Could Churchill’s survival have been due to chance, or is there a deity, or force, or entity that protects and propels some individuals to overcome adversity and guide their people in times of trouble? This is not a scientific question, but we can certainly consider whether this proposition has some internal consistency.
Consider the diametrical opposite of Winston Churchill, Adolph Hitler. He not only survived four years of military service during the First World War, but he also survived many assassination attempts and persevered against all odds to become Chancellor of Germany. As did Winston Churchill, Hitler believed he had been chosen by providence to achieve great things, however, the world considers him today the epitome of evil; a deranged tyrant responsible directly and indirectly for the death of millions.
How is the miraculous survival of Churchill any different from that of Hitler? If one is not fortuitous, it is hard to argue that the other is. To preserve the consistency of the proposal that a deity, force, or entity chooses, protects, and propels some individuals towards good things in times of trouble, you would have to accept that there are also deities, forces, or entities that choose, protect, and propel individuals towards bad things. So, you are left with arguing that history is some sort of grand dueling ground of deities, forces, or entities, and we are the pawns.
There is, of course, a simpler explanation: chance. There are countless individuals on this planet that face extremely trying circumstances and perish in the process or are physically and/or psychologically scarred for life. A certain proportion of these individuals survive and go on to lead average lives. A smaller proportion develops the notion that their survival and success is somehow dictated by a higher power, and this factor may become a driving force behind the choices they make in life (both good and bad). Finally, out of this last group of individuals a select few find themselves in the right place at the right time, and have the smarts, the talent, and the character to propel them to positions of power where they can influence the lives of millions of people.
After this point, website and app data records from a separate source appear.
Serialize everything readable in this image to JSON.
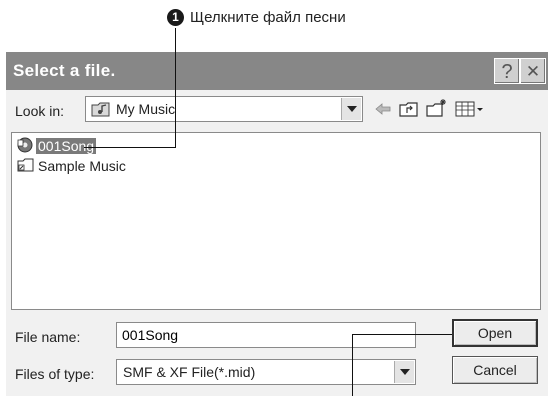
{
  "callout": {
    "number": "1",
    "text": "Щелкните файл песни"
  },
  "dialog": {
    "title": "Select a file.",
    "help_button": "?",
    "close_button": "✕",
    "look_in_label": "Look in:",
    "look_in_value": "My Music",
    "files": [
      {
        "name": "001Song",
        "icon": "audio-file-icon",
        "selected": true
      },
      {
        "name": "Sample Music",
        "icon": "folder-shortcut-icon",
        "selected": false
      }
    ],
    "file_name_label": "File name:",
    "file_name_value": "001Song",
    "files_of_type_label": "Files of type:",
    "files_of_type_value": "SMF & XF File(*.mid)",
    "open_label": "Open",
    "cancel_label": "Cancel"
  },
  "colors": {
    "titlebar": "#878787",
    "selection": "#7a7a7a",
    "dialog_bg": "#f1f1f1"
  }
}
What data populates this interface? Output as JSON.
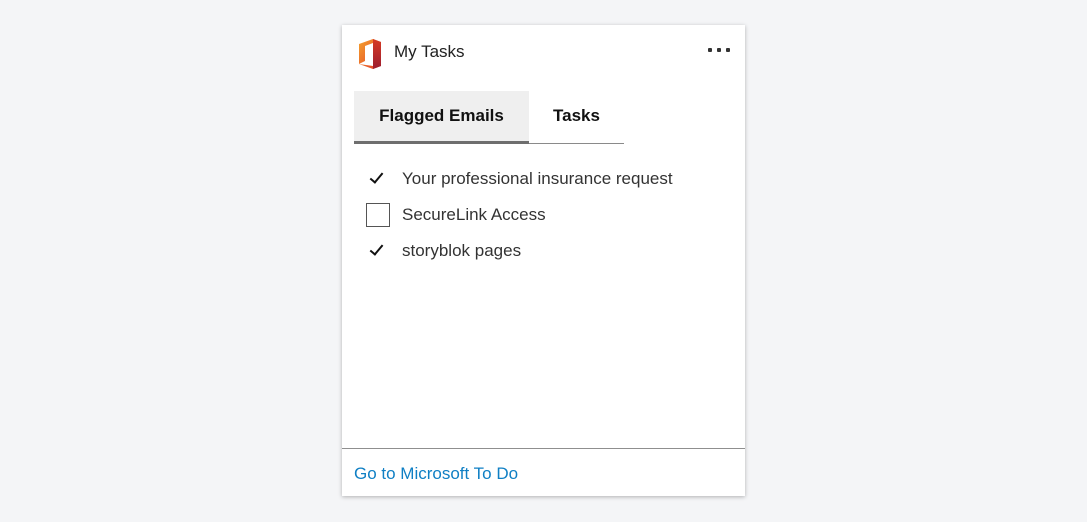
{
  "header": {
    "title": "My Tasks",
    "logo_icon": "office-logo-icon",
    "menu_icon": "more-options-icon"
  },
  "tabs": [
    {
      "label": "Flagged Emails",
      "active": true
    },
    {
      "label": "Tasks",
      "active": false
    }
  ],
  "items": [
    {
      "label": "Your professional insurance request",
      "checked": true
    },
    {
      "label": "SecureLink Access",
      "checked": false
    },
    {
      "label": "storyblok pages",
      "checked": true
    }
  ],
  "footer": {
    "link_label": "Go to Microsoft To Do"
  },
  "colors": {
    "background": "#f4f5f7",
    "card": "#ffffff",
    "link": "#0f7fc4",
    "active_tab_bg": "#efefef",
    "logo_orange": "#e8551f",
    "logo_red": "#b7292b"
  }
}
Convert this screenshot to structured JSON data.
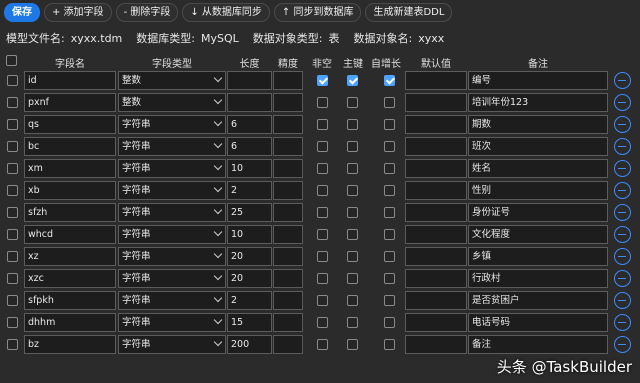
{
  "toolbar": {
    "save": "保存",
    "add_field": "+ 添加字段",
    "delete_field": "- 删除字段",
    "sync_from_db": "↓ 从数据库同步",
    "sync_to_db": "↑ 同步到数据库",
    "gen_ddl": "生成新建表DDL"
  },
  "meta": {
    "file_label": "模型文件名:",
    "file_value": "xyxx.tdm",
    "dbtype_label": "数据库类型:",
    "dbtype_value": "MySQL",
    "objtype_label": "数据对象类型:",
    "objtype_value": "表",
    "objname_label": "数据对象名:",
    "objname_value": "xyxx"
  },
  "columns": {
    "name": "字段名",
    "type": "字段类型",
    "length": "长度",
    "precision": "精度",
    "notnull": "非空",
    "pk": "主键",
    "autoinc": "自增长",
    "default": "默认值",
    "comment": "备注"
  },
  "rows": [
    {
      "name": "id",
      "type": "整数",
      "length": "",
      "precision": "",
      "notnull": true,
      "pk": true,
      "autoinc": true,
      "default": "",
      "comment": "编号"
    },
    {
      "name": "pxnf",
      "type": "整数",
      "length": "",
      "precision": "",
      "notnull": false,
      "pk": false,
      "autoinc": false,
      "default": "",
      "comment": "培训年份123"
    },
    {
      "name": "qs",
      "type": "字符串",
      "length": "6",
      "precision": "",
      "notnull": false,
      "pk": false,
      "autoinc": false,
      "default": "",
      "comment": "期数"
    },
    {
      "name": "bc",
      "type": "字符串",
      "length": "6",
      "precision": "",
      "notnull": false,
      "pk": false,
      "autoinc": false,
      "default": "",
      "comment": "班次"
    },
    {
      "name": "xm",
      "type": "字符串",
      "length": "10",
      "precision": "",
      "notnull": false,
      "pk": false,
      "autoinc": false,
      "default": "",
      "comment": "姓名"
    },
    {
      "name": "xb",
      "type": "字符串",
      "length": "2",
      "precision": "",
      "notnull": false,
      "pk": false,
      "autoinc": false,
      "default": "",
      "comment": "性别"
    },
    {
      "name": "sfzh",
      "type": "字符串",
      "length": "25",
      "precision": "",
      "notnull": false,
      "pk": false,
      "autoinc": false,
      "default": "",
      "comment": "身份证号"
    },
    {
      "name": "whcd",
      "type": "字符串",
      "length": "10",
      "precision": "",
      "notnull": false,
      "pk": false,
      "autoinc": false,
      "default": "",
      "comment": "文化程度"
    },
    {
      "name": "xz",
      "type": "字符串",
      "length": "20",
      "precision": "",
      "notnull": false,
      "pk": false,
      "autoinc": false,
      "default": "",
      "comment": "乡镇"
    },
    {
      "name": "xzc",
      "type": "字符串",
      "length": "20",
      "precision": "",
      "notnull": false,
      "pk": false,
      "autoinc": false,
      "default": "",
      "comment": "行政村"
    },
    {
      "name": "sfpkh",
      "type": "字符串",
      "length": "2",
      "precision": "",
      "notnull": false,
      "pk": false,
      "autoinc": false,
      "default": "",
      "comment": "是否贫困户"
    },
    {
      "name": "dhhm",
      "type": "字符串",
      "length": "15",
      "precision": "",
      "notnull": false,
      "pk": false,
      "autoinc": false,
      "default": "",
      "comment": "电话号码"
    },
    {
      "name": "bz",
      "type": "字符串",
      "length": "200",
      "precision": "",
      "notnull": false,
      "pk": false,
      "autoinc": false,
      "default": "",
      "comment": "备注"
    }
  ],
  "icons": {
    "remove": "minus-circle-icon",
    "caret": "chevron-down-icon"
  },
  "colors": {
    "accent": "#1e78e6",
    "background": "#2b2b2b"
  },
  "watermark": "头条 @TaskBuilder"
}
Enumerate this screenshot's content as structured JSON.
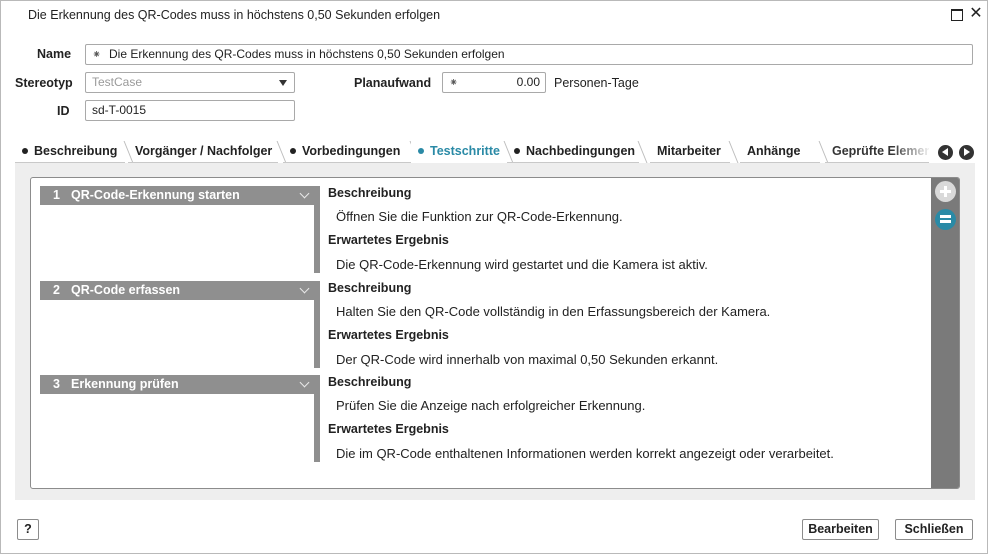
{
  "window": {
    "title": "Die Erkennung des QR-Codes muss in höchstens 0,50 Sekunden erfolgen",
    "maximize_glyph": "",
    "close_glyph": "✕"
  },
  "form": {
    "name_label": "Name",
    "name_required_mark": "⁕",
    "name_value": "Die Erkennung des QR-Codes muss in höchstens 0,50 Sekunden erfolgen",
    "stereotype_label": "Stereotyp",
    "stereotype_value": "TestCase",
    "id_label": "ID",
    "id_value": "sd-T-0015",
    "effort_label": "Planaufwand",
    "effort_required_mark": "⁕",
    "effort_value": "0.00",
    "effort_unit": "Personen-Tage"
  },
  "tabs": [
    {
      "label": "Beschreibung",
      "dot": true,
      "active": false
    },
    {
      "label": "Vorgänger / Nachfolger",
      "dot": false,
      "active": false
    },
    {
      "label": "Vorbedingungen",
      "dot": true,
      "active": false
    },
    {
      "label": "Testschritte",
      "dot": true,
      "active": true
    },
    {
      "label": "Nachbedingungen",
      "dot": true,
      "active": false
    },
    {
      "label": "Mitarbeiter",
      "dot": false,
      "active": false
    },
    {
      "label": "Anhänge",
      "dot": false,
      "active": false
    },
    {
      "label": "Geprüfte Elemen",
      "dot": false,
      "active": false
    }
  ],
  "steps": [
    {
      "number": "1",
      "title": "QR-Code-Erkennung starten",
      "description_label": "Beschreibung",
      "description": "Öffnen Sie die Funktion zur QR-Code-Erkennung.",
      "expected_label": "Erwartetes Ergebnis",
      "expected": "Die QR-Code-Erkennung wird gestartet und die Kamera ist aktiv."
    },
    {
      "number": "2",
      "title": "QR-Code erfassen",
      "description_label": "Beschreibung",
      "description": "Halten Sie den QR-Code vollständig in den Erfassungsbereich der Kamera.",
      "expected_label": "Erwartetes Ergebnis",
      "expected": "Der QR-Code wird innerhalb von maximal 0,50 Sekunden erkannt."
    },
    {
      "number": "3",
      "title": "Erkennung prüfen",
      "description_label": "Beschreibung",
      "description": "Prüfen Sie die Anzeige nach erfolgreicher Erkennung.",
      "expected_label": "Erwartetes Ergebnis",
      "expected": "Die im QR-Code enthaltenen Informationen werden korrekt angezeigt oder verarbeitet."
    }
  ],
  "footer": {
    "help_label": "?",
    "edit_label": "Bearbeiten",
    "close_label": "Schließen"
  },
  "colors": {
    "accent": "#2a8aa6",
    "step_header": "#8f8f8f",
    "side_bar": "#7a7a7a"
  },
  "icons": {
    "add_step": "plus-circle-icon",
    "step_list": "list-icon",
    "tab_prev": "chevron-left-circle-icon",
    "tab_next": "chevron-right-circle-icon",
    "step_collapse": "chevron-down-icon"
  }
}
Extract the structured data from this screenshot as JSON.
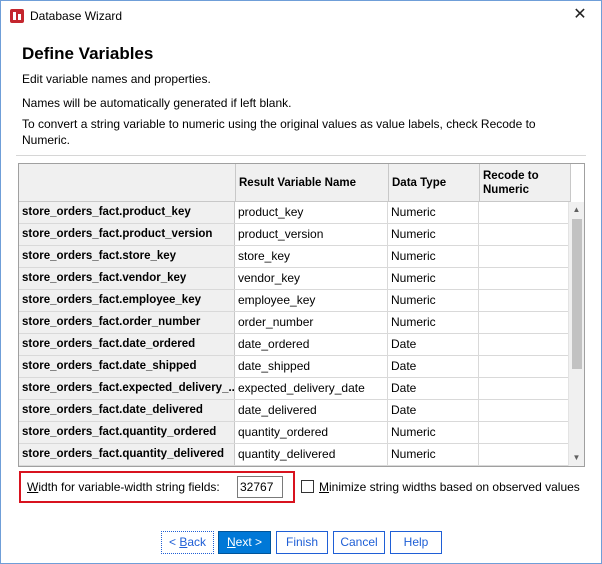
{
  "window": {
    "title": "Database Wizard",
    "close_glyph": "✕"
  },
  "page": {
    "heading": "Define Variables",
    "line1": "Edit variable names and properties.",
    "line2": "Names will be automatically generated if left blank.",
    "line3": "To convert a string variable to numeric using the original values as value labels, check Recode to",
    "line3b": "Numeric."
  },
  "grid": {
    "headers": [
      "",
      "Result Variable Name",
      "Data Type",
      "Recode to Numeric"
    ],
    "rows": [
      {
        "source": "store_orders_fact.product_key",
        "result": "product_key",
        "type": "Numeric",
        "recode": ""
      },
      {
        "source": "store_orders_fact.product_version",
        "result": "product_version",
        "type": "Numeric",
        "recode": ""
      },
      {
        "source": "store_orders_fact.store_key",
        "result": "store_key",
        "type": "Numeric",
        "recode": ""
      },
      {
        "source": "store_orders_fact.vendor_key",
        "result": "vendor_key",
        "type": "Numeric",
        "recode": ""
      },
      {
        "source": "store_orders_fact.employee_key",
        "result": "employee_key",
        "type": "Numeric",
        "recode": ""
      },
      {
        "source": "store_orders_fact.order_number",
        "result": "order_number",
        "type": "Numeric",
        "recode": ""
      },
      {
        "source": "store_orders_fact.date_ordered",
        "result": "date_ordered",
        "type": "Date",
        "recode": ""
      },
      {
        "source": "store_orders_fact.date_shipped",
        "result": "date_shipped",
        "type": "Date",
        "recode": ""
      },
      {
        "source": "store_orders_fact.expected_delivery_...",
        "result": "expected_delivery_date",
        "type": "Date",
        "recode": ""
      },
      {
        "source": "store_orders_fact.date_delivered",
        "result": "date_delivered",
        "type": "Date",
        "recode": ""
      },
      {
        "source": "store_orders_fact.quantity_ordered",
        "result": "quantity_ordered",
        "type": "Numeric",
        "recode": ""
      },
      {
        "source": "store_orders_fact.quantity_delivered",
        "result": "quantity_delivered",
        "type": "Numeric",
        "recode": ""
      }
    ]
  },
  "width_field": {
    "label_underlined": "W",
    "label_rest": "idth for variable-width string fields:",
    "value": "32767"
  },
  "minimize": {
    "label_underlined": "M",
    "label_rest": "inimize string widths based on observed values",
    "checked": false
  },
  "buttons": {
    "back_prefix": "< ",
    "back_underlined": "B",
    "back_rest": "ack",
    "next_underlined": "N",
    "next_rest": "ext >",
    "finish": "Finish",
    "cancel": "Cancel",
    "help": "Help"
  },
  "colors": {
    "accent": "#0078d7",
    "highlight_box": "#d8131f"
  }
}
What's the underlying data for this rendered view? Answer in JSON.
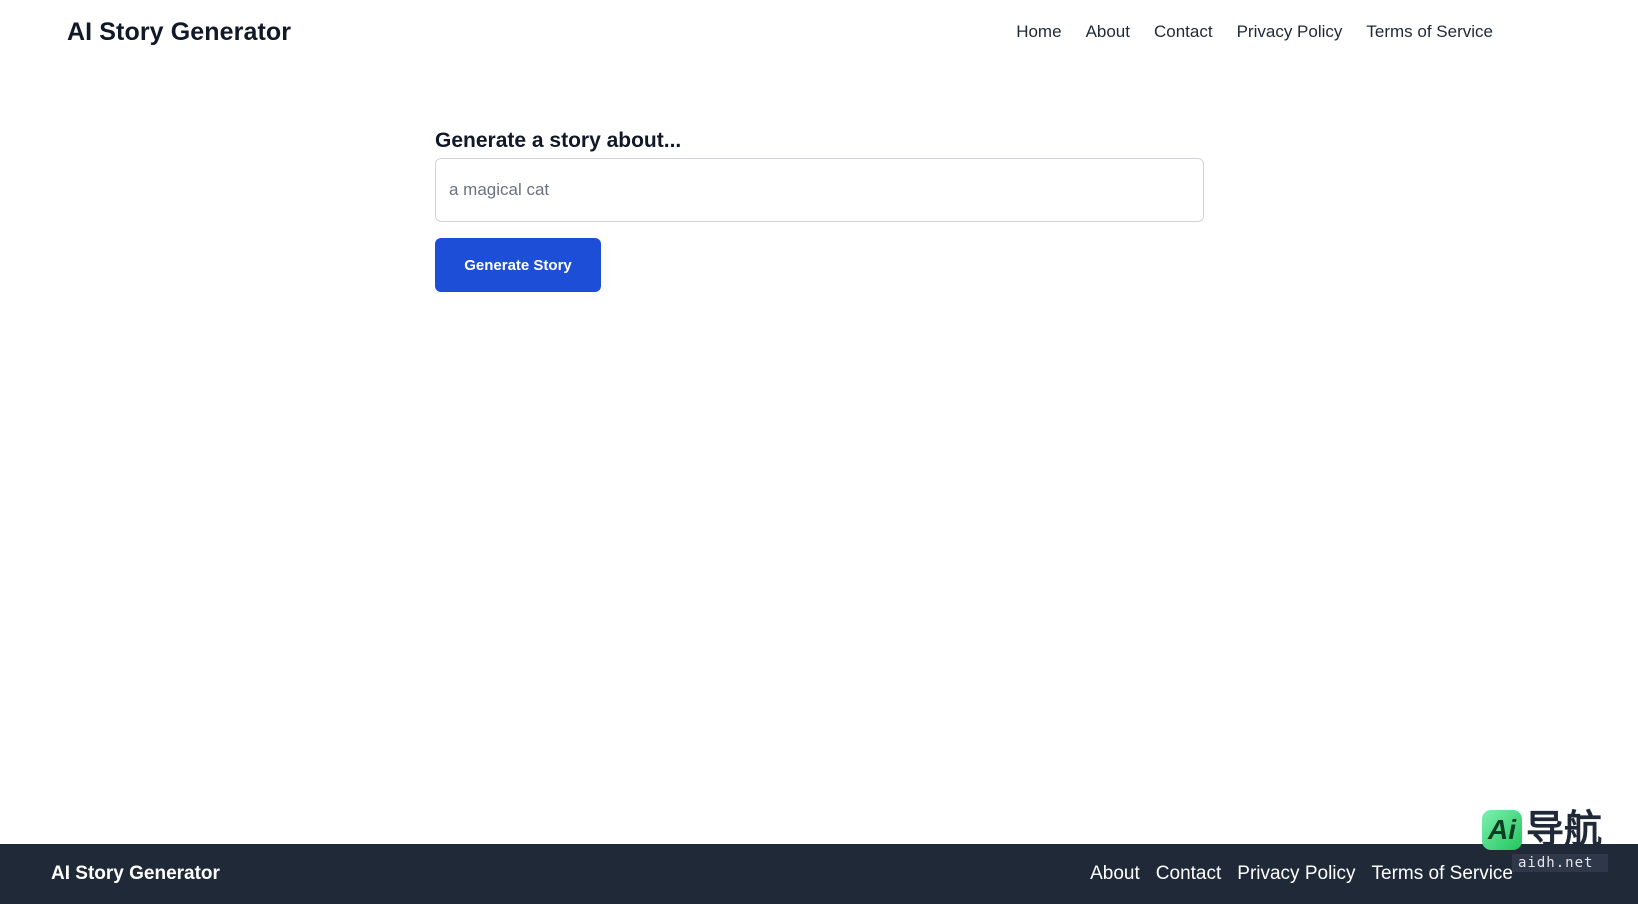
{
  "header": {
    "brand": "AI Story Generator",
    "nav": [
      "Home",
      "About",
      "Contact",
      "Privacy Policy",
      "Terms of Service"
    ]
  },
  "main": {
    "prompt_label": "Generate a story about...",
    "input_placeholder": "a magical cat",
    "input_value": "",
    "button_label": "Generate Story"
  },
  "footer": {
    "brand": "AI Story Generator",
    "nav": [
      "About",
      "Contact",
      "Privacy Policy",
      "Terms of Service"
    ]
  },
  "watermark": {
    "logo_glyph": "Ai",
    "text": "导航",
    "domain": "aidh.net"
  },
  "colors": {
    "primary_button": "#1d4ed8",
    "footer_bg": "#1f2937",
    "text": "#111827"
  }
}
These are the really scary ones.
When you develop the notion that you are being guided by a higher power, there is the temptation to not listen to opposing views and to see all those that oppose you as standing in the way of the fulfillment of your rightful preordained destiny. You may here be tempted to argue that you would choose Churchill over Hitler any day of the week, nonetheless consider this: in this post I presented Churchill and Hitler as polar opposites, but the truth is far more complicated. Churchill participated in, promoted, and sanctioned many despicable colonial and imperial activities of the British Empire, and he held dismal opinions of non-white cultures and individuals. In the real world, boundaries are blurry things.
Science has found that our brains are programed to look for patterns, and we often can’t avoid making sense of the swirling reality around us by interpreting it within the context of our personal history and beliefs. Most of us may rationally understand the role of chance if we flip a coin ten times and obtain ten heads, but surviving ten assassination attempts is something that we may interpret in a vastly different way. Such is the complexity of the human mind, but still we must try. So please, next time that sensation of feeling special, of being chosen, of being destined for great things comes along, do humanity a favor and read a little about probability.
Churchill picture by Yousuf Karsh used here under a Creative Commons Attribution 2.0 Generic (CC BY 2.0) license. Hitler Picture, copyright by